2. The apparatus of claim 1 wherein said means for connecting said cushioning means to the lower end of said strut is a lever fulcrumed on said second axis and having one arm engaging the cushioning means and the other arm engaging the lower end of said strut through said locking means.

3. The apparatus of claim 2, wherein said other arm of said lever has a pivotal connection at said first axis to the lower end of said strut, whereby said strut pivots about said pivotal connection to its collapsed position when the strut is unlocked from said lever.

4. The apparatus of claim 1, wherein said strut has a fulcrum on said second axis at an intermediate point of the strut, a pair of arms depending from said fulcrum on opposite sides thereof, said arms being connected to said support, said locking means locking at least one of said arms against movement relative to said support.

5. The apparatus of claim 4, wherein said arms are pivotally connected to said support, said looking means being arranged to lock said arms against pivoting on said support.

6. The apparatus of claim 5, wherein said cushioning means includes a rubber cushion connecting the lower end of the strut to the car.

7. The apparatus of claim 3, wherein said locking means in the locked position rigidly connects the strut to the lever.

8. The apparatus of claim 2, wherein said cushioning means includes two compressible elements engaging opposite sides of said lever so that movement of the lever compresses one or the other of said elements.

9. The apparatus of claim 1, wherein said strut has a fulcrum at an intermediate point thereof, said fulcrum being on said second axis, means for supporting said fulcrum, said locking means being connected to said fulcrum supporting means for holding said fulcrum in a fixed position.

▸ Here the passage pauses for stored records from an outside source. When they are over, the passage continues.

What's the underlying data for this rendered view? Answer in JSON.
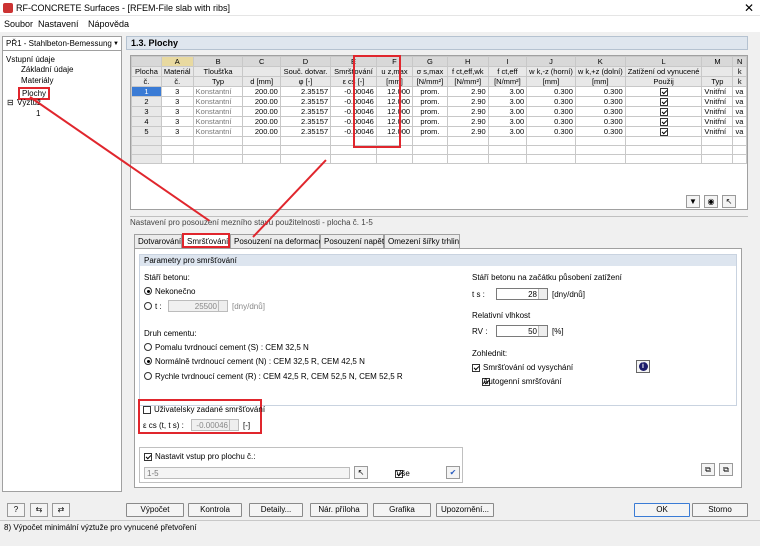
{
  "window": {
    "title": "RF-CONCRETE Surfaces - [RFEM-File slab with ribs]"
  },
  "menu": [
    "Soubor",
    "Nastavení",
    "Nápověda"
  ],
  "left_panel": {
    "combo": "PŘ1 - Stahlbeton-Bemessung",
    "tree": [
      "Vstupní údaje",
      "Základní údaje",
      "Materiály",
      "Plochy",
      "Výztuž",
      "1"
    ]
  },
  "section_header": "1.3. Plochy",
  "table": {
    "letters": [
      "A",
      "B",
      "C",
      "D",
      "E",
      "F",
      "G",
      "H",
      "I",
      "J",
      "K",
      "L",
      "M",
      "N"
    ],
    "header1": [
      "Plocha",
      "Materiál",
      "Tloušťka",
      "",
      "Souč. dotvar.",
      "Smršťování",
      "u z,max",
      "σ s,max",
      "f ct,eff,wk",
      "f ct,eff",
      "w k,-z (horní)",
      "w k,+z (dolní)",
      "Zatížení od vynucené",
      "",
      "k"
    ],
    "header2": [
      "č.",
      "č.",
      "Typ",
      "d [mm]",
      "φ [-]",
      "ε cs [-]",
      "[mm]",
      "[N/mm²]",
      "[N/mm²]",
      "[N/mm²]",
      "[mm]",
      "[mm]",
      "Použij",
      "Typ",
      "k"
    ],
    "rows": [
      [
        "1",
        "3",
        "Konstantní",
        "200.00",
        "2.35157",
        "-0.00046",
        "12.000",
        "prom.",
        "2.90",
        "3.00",
        "0.300",
        "0.300",
        "☑",
        "Vnitřní",
        "va"
      ],
      [
        "2",
        "3",
        "Konstantní",
        "200.00",
        "2.35157",
        "-0.00046",
        "12.000",
        "prom.",
        "2.90",
        "3.00",
        "0.300",
        "0.300",
        "☑",
        "Vnitřní",
        "va"
      ],
      [
        "3",
        "3",
        "Konstantní",
        "200.00",
        "2.35157",
        "-0.00046",
        "12.000",
        "prom.",
        "2.90",
        "3.00",
        "0.300",
        "0.300",
        "☑",
        "Vnitřní",
        "va"
      ],
      [
        "4",
        "3",
        "Konstantní",
        "200.00",
        "2.35157",
        "-0.00046",
        "12.000",
        "prom.",
        "2.90",
        "3.00",
        "0.300",
        "0.300",
        "☑",
        "Vnitřní",
        "va"
      ],
      [
        "5",
        "3",
        "Konstantní",
        "200.00",
        "2.35157",
        "-0.00046",
        "12.000",
        "prom.",
        "2.90",
        "3.00",
        "0.300",
        "0.300",
        "☑",
        "Vnitřní",
        "va"
      ]
    ]
  },
  "settings_label": "Nastavení pro posouzení mezního stavu použitelnosti - plocha č. 1-5",
  "tabs": [
    "Dotvarování",
    "Smršťování",
    "Posouzení na deformace",
    "Posouzení napětí",
    "Omezení šířky trhlin"
  ],
  "shrinkage": {
    "group_title": "Parametry pro smršťování",
    "age_title": "Stáří betonu:",
    "age_infinite": "Nekonečno",
    "age_t": "t :",
    "age_t_value": "25500",
    "age_t_unit": "[dny/dnů]",
    "cement_title": "Druh cementu:",
    "cement_slow": "Pomalu tvrdnoucí cement (S) : CEM 32,5 N",
    "cement_normal": "Normálně tvrdnoucí cement (N) : CEM 32,5 R, CEM 42,5 N",
    "cement_rapid": "Rychle tvrdnoucí cement (R) : CEM 42,5 R, CEM 52,5 N, CEM 52,5 R",
    "ts_title": "Stáří betonu na začátku působení zatížení",
    "ts_label": "t s :",
    "ts_value": "28",
    "ts_unit": "[dny/dnů]",
    "rh_title": "Relativní vlhkost",
    "rh_label": "RV :",
    "rh_value": "50",
    "rh_unit": "[%]",
    "consider_title": "Zohlednit:",
    "drying": "Smršťování od vysychání",
    "autogenous": "Autogenní smršťování",
    "user_defined": "Uživatelsky zadané smršťování",
    "ecs_label": "ε cs (t, t s) :",
    "ecs_value": "-0.00046",
    "ecs_unit": "[-]"
  },
  "apply": {
    "label": "Nastavit vstup pro plochu č.:",
    "value": "1-5",
    "all": "Vše"
  },
  "buttons": [
    "Výpočet",
    "Kontrola",
    "Detaily...",
    "Nár. příloha",
    "Grafika",
    "Upozornění...",
    "OK",
    "Storno"
  ],
  "status": "8) Výpočet minimální výztuže pro vynucené přetvoření"
}
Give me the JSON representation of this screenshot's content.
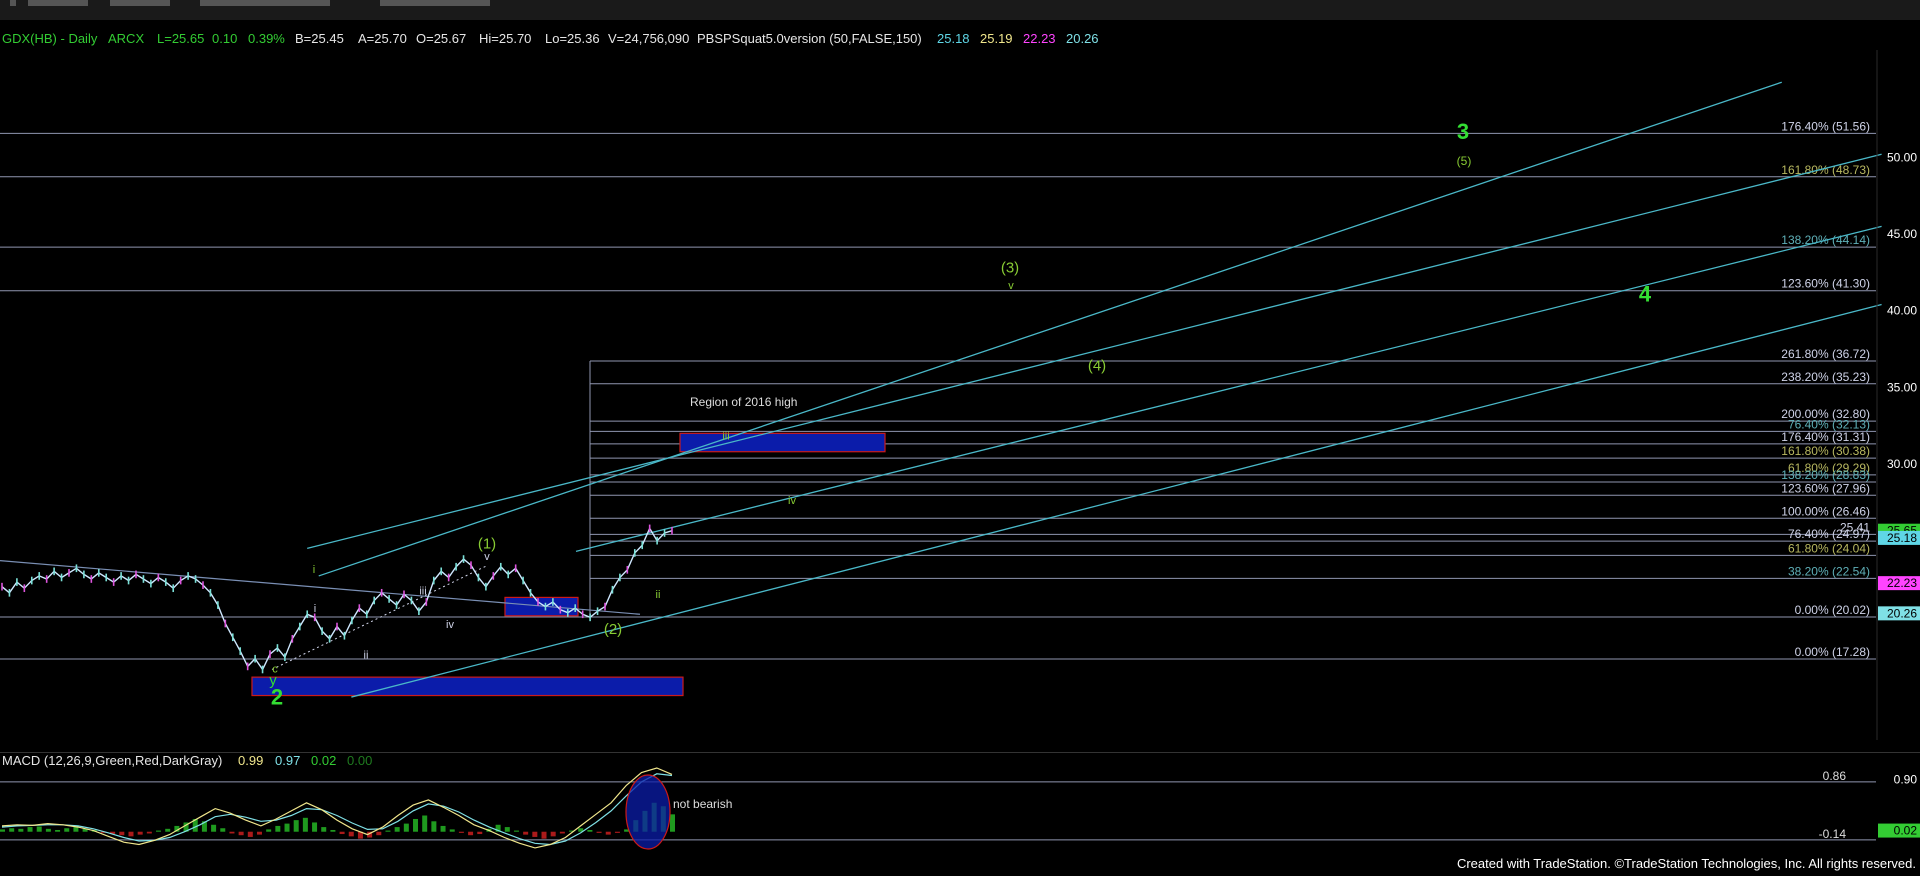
{
  "header": {
    "symbol": "GDX(HB) - Daily",
    "exchange": "ARCX",
    "last": "L=25.65",
    "change": "0.10",
    "change_pct": "0.39%",
    "bid": "B=25.45",
    "ask": "A=25.70",
    "open": "O=25.67",
    "high": "Hi=25.70",
    "low": "Lo=25.36",
    "volume": "V=24,756,090",
    "study": "PBSPSquat5.0version (50,FALSE,150)",
    "study_values": [
      {
        "text": "25.18",
        "color": "#5fd6e6"
      },
      {
        "text": "25.19",
        "color": "#f0e68c"
      },
      {
        "text": "22.23",
        "color": "#ff44ff"
      },
      {
        "text": "20.26",
        "color": "#7fe0e6"
      }
    ]
  },
  "colors": {
    "green_label": "#33dd33",
    "wave_label": "#88cc33",
    "fib_line": "#8f96b0",
    "channel": "#4ab8c8",
    "price_up": "#cfe8ff",
    "box_fill": "#0b1caa",
    "box_border": "#cc1a1a"
  },
  "annotations": {
    "region_2016": "Region of 2016 high",
    "not_bearish": "not bearish"
  },
  "chart_data": [
    {
      "type": "line",
      "title": "GDX(HB) - Daily",
      "ylim": [
        12,
        57
      ],
      "y_ticks": [
        "50.00",
        "45.00",
        "40.00",
        "35.00",
        "30.00"
      ],
      "last_price_labels": [
        {
          "text": "25.65",
          "value": 25.65,
          "bg": "#33cc33"
        },
        {
          "text": "25.18",
          "value": 25.18,
          "bg": "#5fd6e6"
        },
        {
          "text": "22.23",
          "value": 22.23,
          "bg": "#ff44ff"
        },
        {
          "text": "20.26",
          "value": 20.26,
          "bg": "#7fe0e6"
        }
      ],
      "fib_levels": [
        {
          "label": "176.40% (51.56)",
          "value": 51.56,
          "color": "#cfd3e8"
        },
        {
          "label": "161.80% (48.73)",
          "value": 48.73,
          "color": "#b8b860"
        },
        {
          "label": "138.20% (44.14)",
          "value": 44.14,
          "color": "#5fb0b8"
        },
        {
          "label": "123.60% (41.30)",
          "value": 41.3,
          "color": "#cfd3e8"
        },
        {
          "label": "261.80% (36.72)",
          "value": 36.72,
          "color": "#cfd3e8"
        },
        {
          "label": "238.20% (35.23)",
          "value": 35.23,
          "color": "#cfd3e8"
        },
        {
          "label": "200.00% (32.80)",
          "value": 32.8,
          "color": "#cfd3e8"
        },
        {
          "label": "76.40% (32.13)",
          "value": 32.13,
          "color": "#5fb0b8"
        },
        {
          "label": "176.40% (31.31)",
          "value": 31.31,
          "color": "#cfd3e8"
        },
        {
          "label": "161.80% (30.38)",
          "value": 30.38,
          "color": "#b8b860"
        },
        {
          "label": "61.80% (29.29)",
          "value": 29.29,
          "color": "#b8b860"
        },
        {
          "label": "138.20% (28.83)",
          "value": 28.83,
          "color": "#5fb0b8"
        },
        {
          "label": "123.60% (27.96)",
          "value": 27.96,
          "color": "#cfd3e8"
        },
        {
          "label": "100.00% (26.46)",
          "value": 26.46,
          "color": "#cfd3e8"
        },
        {
          "label": "25.41",
          "value": 25.41,
          "color": "#cfd3e8"
        },
        {
          "label": "76.40% (24.97)",
          "value": 24.97,
          "color": "#cfd3e8"
        },
        {
          "label": "61.80% (24.04)",
          "value": 24.04,
          "color": "#b8b860"
        },
        {
          "label": "38.20% (22.54)",
          "value": 22.54,
          "color": "#5fb0b8"
        },
        {
          "label": "0.00% (20.02)",
          "value": 20.02,
          "color": "#cfd3e8"
        },
        {
          "label": "0.00% (17.28)",
          "value": 17.28,
          "color": "#cfd3e8"
        }
      ],
      "wave_labels": [
        {
          "text": "3",
          "value": 51.2,
          "color": "#33dd33",
          "size": "large"
        },
        {
          "text": "(5)",
          "value": 49.5,
          "color": "#88cc33",
          "size": "small"
        },
        {
          "text": "(3)",
          "value": 42.5,
          "color": "#88cc33",
          "size": "medium"
        },
        {
          "text": "v",
          "value": 41.4,
          "color": "#88cc33",
          "size": "tiny"
        },
        {
          "text": "4",
          "value": 40.6,
          "color": "#33dd33",
          "size": "large"
        },
        {
          "text": "(4)",
          "value": 36.1,
          "color": "#88cc33",
          "size": "medium"
        },
        {
          "text": "iii",
          "value": 31.6,
          "color": "#88cc33",
          "size": "tiny"
        },
        {
          "text": "iv",
          "value": 27.4,
          "color": "#88cc33",
          "size": "tiny"
        },
        {
          "text": "(1)",
          "value": 24.5,
          "color": "#88cc33",
          "size": "medium"
        },
        {
          "text": "v",
          "value": 23.75,
          "color": "#cfd3e8",
          "size": "tiny"
        },
        {
          "text": "i",
          "value": 22.9,
          "color": "#88cc33",
          "size": "tiny"
        },
        {
          "text": "iii",
          "value": 21.5,
          "color": "#cfd3e8",
          "size": "tiny"
        },
        {
          "text": "ii",
          "value": 21.25,
          "color": "#88cc33",
          "size": "tiny"
        },
        {
          "text": "i",
          "value": 20.35,
          "color": "#cfd3e8",
          "size": "tiny"
        },
        {
          "text": "iv",
          "value": 19.3,
          "color": "#cfd3e8",
          "size": "tiny"
        },
        {
          "text": "(2)",
          "value": 18.9,
          "color": "#88cc33",
          "size": "medium"
        },
        {
          "text": "ii",
          "value": 17.3,
          "color": "#cfd3e8",
          "size": "tiny"
        },
        {
          "text": "c",
          "value": 16.4,
          "color": "#88cc33",
          "size": "tiny"
        },
        {
          "text": "y",
          "value": 15.6,
          "color": "#33dd33",
          "size": "medium"
        },
        {
          "text": "2",
          "value": 14.3,
          "color": "#33dd33",
          "size": "large"
        }
      ],
      "boxes": [
        {
          "label": "iii",
          "y_top": 32.0,
          "y_bottom": 30.8
        },
        {
          "label": "",
          "y_top": 16.1,
          "y_bottom": 14.9
        },
        {
          "label": "",
          "y_top": 21.3,
          "y_bottom": 20.1
        }
      ],
      "price": [
        22.0,
        21.6,
        22.3,
        21.9,
        22.4,
        22.7,
        22.5,
        23.0,
        22.6,
        22.9,
        23.2,
        22.8,
        22.5,
        22.9,
        22.6,
        22.3,
        22.7,
        22.4,
        22.8,
        22.5,
        22.2,
        22.6,
        22.3,
        21.9,
        22.4,
        22.7,
        22.5,
        22.1,
        21.6,
        20.8,
        19.6,
        18.7,
        17.8,
        16.8,
        17.3,
        16.6,
        17.6,
        18.0,
        17.4,
        18.6,
        19.4,
        20.2,
        20.0,
        19.1,
        18.6,
        19.4,
        18.8,
        19.8,
        20.6,
        20.2,
        21.1,
        21.6,
        21.2,
        20.8,
        21.5,
        21.1,
        20.4,
        21.0,
        22.4,
        23.0,
        22.6,
        23.3,
        23.8,
        23.4,
        22.6,
        22.0,
        22.7,
        23.3,
        22.8,
        23.2,
        22.4,
        21.6,
        21.0,
        20.7,
        21.0,
        20.5,
        20.3,
        20.6,
        20.2,
        20.0,
        20.4,
        20.7,
        21.8,
        22.6,
        23.1,
        24.2,
        24.7,
        25.8,
        25.0,
        25.5,
        25.65
      ],
      "channels": [
        {
          "x0": 0.166,
          "y0": 22.7,
          "x1": 0.928,
          "y1": 54.9
        },
        {
          "x0": 0.16,
          "y0": 24.5,
          "x1": 0.98,
          "y1": 50.2
        },
        {
          "x0": 0.183,
          "y0": 14.8,
          "x1": 0.98,
          "y1": 40.4
        },
        {
          "x0": 0.3,
          "y0": 24.3,
          "x1": 0.98,
          "y1": 45.5
        }
      ]
    },
    {
      "type": "bar",
      "title": "MACD (12,26,9,Green,Red,DarkGray)",
      "legend": [
        {
          "text": "0.99",
          "color": "#f0e68c"
        },
        {
          "text": "0.97",
          "color": "#7fe0e6"
        },
        {
          "text": "0.02",
          "color": "#33cc33"
        },
        {
          "text": "0.00",
          "color": "#1f7a1f"
        }
      ],
      "y_ticks": [
        "0.90"
      ],
      "levels": [
        {
          "text": "0.86",
          "value": 0.86
        },
        {
          "text": "-0.14",
          "value": -0.14
        }
      ],
      "last_label": {
        "text": "0.02",
        "bg": "#33cc33"
      },
      "ylim": [
        -0.35,
        1.1
      ],
      "histogram": [
        0.04,
        0.06,
        0.05,
        0.08,
        0.09,
        0.05,
        0.03,
        0.06,
        0.08,
        0.05,
        0.03,
        -0.02,
        -0.04,
        -0.06,
        -0.08,
        -0.05,
        -0.03,
        0.02,
        0.05,
        0.1,
        0.16,
        0.22,
        0.18,
        0.12,
        0.06,
        -0.03,
        -0.06,
        -0.09,
        -0.05,
        0.04,
        0.1,
        0.14,
        0.2,
        0.24,
        0.16,
        0.08,
        0.03,
        -0.04,
        -0.08,
        -0.12,
        -0.1,
        -0.06,
        0.02,
        0.08,
        0.14,
        0.22,
        0.28,
        0.18,
        0.1,
        0.04,
        -0.02,
        -0.06,
        -0.04,
        0.05,
        0.12,
        0.08,
        0.02,
        -0.05,
        -0.09,
        -0.12,
        -0.08,
        -0.03,
        0.02,
        0.06,
        0.03,
        -0.02,
        -0.05,
        -0.02,
        0.04,
        0.2,
        0.36,
        0.5,
        0.44,
        0.3
      ],
      "macd_line": [
        0.1,
        0.12,
        0.11,
        0.14,
        0.12,
        0.08,
        0.02,
        -0.08,
        -0.18,
        -0.22,
        -0.15,
        -0.05,
        0.1,
        0.25,
        0.4,
        0.32,
        0.2,
        0.1,
        0.22,
        0.36,
        0.5,
        0.38,
        0.2,
        0.05,
        -0.05,
        0.08,
        0.28,
        0.46,
        0.55,
        0.42,
        0.28,
        0.12,
        0.02,
        -0.1,
        -0.2,
        -0.28,
        -0.22,
        -0.1,
        0.1,
        0.3,
        0.5,
        0.8,
        1.02,
        1.1,
        0.99
      ],
      "signal_line": [
        0.08,
        0.1,
        0.11,
        0.12,
        0.12,
        0.1,
        0.05,
        -0.02,
        -0.1,
        -0.16,
        -0.15,
        -0.1,
        0.0,
        0.12,
        0.26,
        0.3,
        0.25,
        0.18,
        0.2,
        0.28,
        0.4,
        0.38,
        0.28,
        0.15,
        0.04,
        0.05,
        0.18,
        0.36,
        0.48,
        0.44,
        0.34,
        0.2,
        0.08,
        -0.02,
        -0.12,
        -0.2,
        -0.22,
        -0.16,
        -0.02,
        0.16,
        0.36,
        0.62,
        0.86,
        1.0,
        0.97
      ]
    }
  ],
  "footer": "Created with TradeStation. ©TradeStation Technologies, Inc. All rights reserved."
}
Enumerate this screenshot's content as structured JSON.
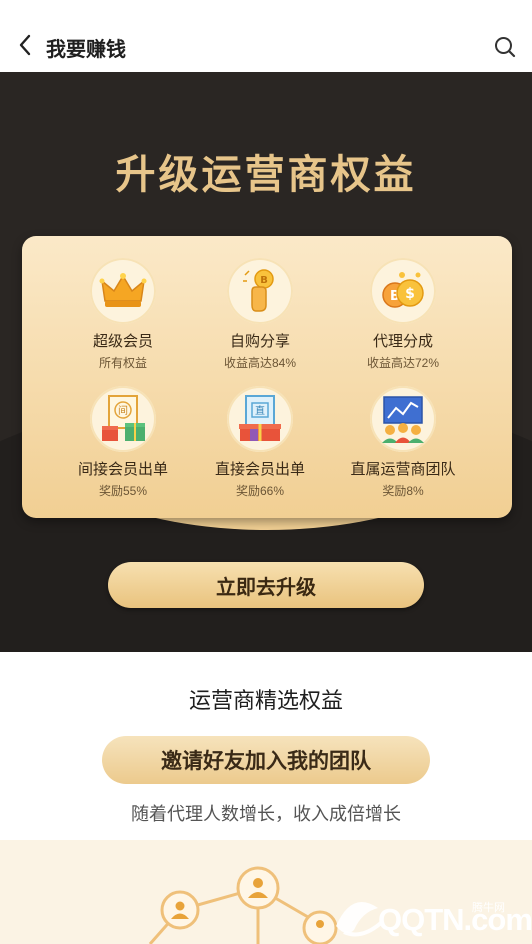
{
  "header": {
    "title": "我要赚钱",
    "back_icon": "chevron-left-icon",
    "search_icon": "search-icon"
  },
  "hero": {
    "title": "升级运营商权益",
    "benefits": [
      {
        "title": "超级会员",
        "subtitle": "所有权益",
        "icon": "crown-icon"
      },
      {
        "title": "自购分享",
        "subtitle": "收益高达84%",
        "icon": "coin-hand-icon"
      },
      {
        "title": "代理分成",
        "subtitle": "收益高达72%",
        "icon": "coins-icon"
      },
      {
        "title": "间接会员出单",
        "subtitle": "奖励55%",
        "icon": "indirect-gift-icon"
      },
      {
        "title": "直接会员出单",
        "subtitle": "奖励66%",
        "icon": "direct-gift-icon"
      },
      {
        "title": "直属运营商团队",
        "subtitle": "奖励8%",
        "icon": "team-chart-icon"
      }
    ],
    "indirect_char": "间",
    "direct_char": "直",
    "upgrade_label": "立即去升级"
  },
  "selected": {
    "section_title": "运营商精选权益",
    "invite_label": "邀请好友加入我的团队",
    "invite_desc": "随着代理人数增长，收入成倍增长"
  },
  "watermark": {
    "brand": "QQTN.com",
    "tag": "腾牛网"
  },
  "colors": {
    "hero_bg": "#2a2623",
    "gold_text": "#e7c58a",
    "card_bg": "#fbe9c8",
    "pill_bg": "#ecca8d"
  }
}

References Cited UNITED STATES PATENTS 2,093,761 9/1937 Kramer l05368 2,880,681 4/1959 Markestein et a1 248-119 3,035,801 5/1962 Mangels 248--119 3,246,866 4/1966 Price et a1 248119 3,262,402 7/1966 MoWatt-Larssen et al. l05--368 3,279,731 10/1966 Rollins 105-368 3,353,505 11/1967 Rollins et a1 248-119 FRANCIS K. ZUGEL, Primary Examiner.

US. Cl. X.R.

Patent Citations
Cited PatentFiling datePublication dateApplicantTitle
US2093761 *Oct 9, 1935Sep 21, 1937Kramer Andrew ACushion mounted ball and socket fifth wheel
US2880681 *Aug 26, 1953Apr 7, 1959Gen Motors CorpShock absorbing support
US3035801 *Nov 27, 1959May 22, 1962Chicago Rock Island And PacifiRetractable support
US3246866 *Nov 12, 1964Apr 19, 1966Acf Ind IncShock absorbing support
US3262402 *Dec 30, 1964Jul 26, 1966Acf Ind IncCollapsible hitch
US3279731 *Dec 28, 1964Oct 18, 1966Acf Ind IncCollapsible hitch
US3353505 *Mar 6, 1967Nov 21, 1967Acf Ind IncCollapsible support
Referenced by
Citing PatentFiling datePublication dateApplicantTitle
US4339996 *Jul 23, 1979Jul 20, 1982Brodeur Rene HArticulated railway car
US4363578 *Dec 12, 1980Dec 14, 1982Pullman IncorporatedCushioned low profile trailer
US4397594 *Jun 2, 1980Aug 9, 1983Acf Industries, IncorporatedCollapsible trailer hitch bumper block assembly
US5139374 *Feb 4, 1991Aug 18, 1992Acf Industries, Inc.Trailer sensor for railroad hitch
US6338605 *Aug 30, 1999Jan 15, 2002Kalmar Industries Usa Inc.Tractor and system for unloading trailers from railcars
US7704025Jul 17, 2006Apr 27, 2010American Railcar Industries, Inc.Apparatus and method for supporting a semi-trailer on a railcar
U.S. Classification410/62, 410/59, 410/64, 410/63
International ClassificationB60P7/06
Cooperative ClassificationB60P7/06
European ClassificationB60P7/06
Legal Events
Jan 25, 1985ASAssignment
Effective date: 19841220
Oct 2, 1984ASAssignment